### MATERIAL PROVIDED
══════════
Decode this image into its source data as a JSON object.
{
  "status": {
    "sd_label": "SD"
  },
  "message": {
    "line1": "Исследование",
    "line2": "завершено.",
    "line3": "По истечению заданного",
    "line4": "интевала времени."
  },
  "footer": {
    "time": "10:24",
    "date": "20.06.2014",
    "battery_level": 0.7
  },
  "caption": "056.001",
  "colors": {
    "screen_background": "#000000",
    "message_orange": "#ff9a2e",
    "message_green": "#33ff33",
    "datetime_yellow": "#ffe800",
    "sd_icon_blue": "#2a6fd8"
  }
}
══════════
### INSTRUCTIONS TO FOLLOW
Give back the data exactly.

### RESPONSE BOX
Decode this image into its source data as a JSON object.
{
  "status": {
    "sd_label": "SD"
  },
  "message": {
    "line1": "Исследование",
    "line2": "завершено.",
    "line3": "По истечению заданного",
    "line4": "интевала времени."
  },
  "footer": {
    "time": "10:24",
    "date": "20.06.2014",
    "battery_level": 0.7
  },
  "caption": "056.001",
  "colors": {
    "screen_background": "#000000",
    "message_orange": "#ff9a2e",
    "message_green": "#33ff33",
    "datetime_yellow": "#ffe800",
    "sd_icon_blue": "#2a6fd8"
  }
}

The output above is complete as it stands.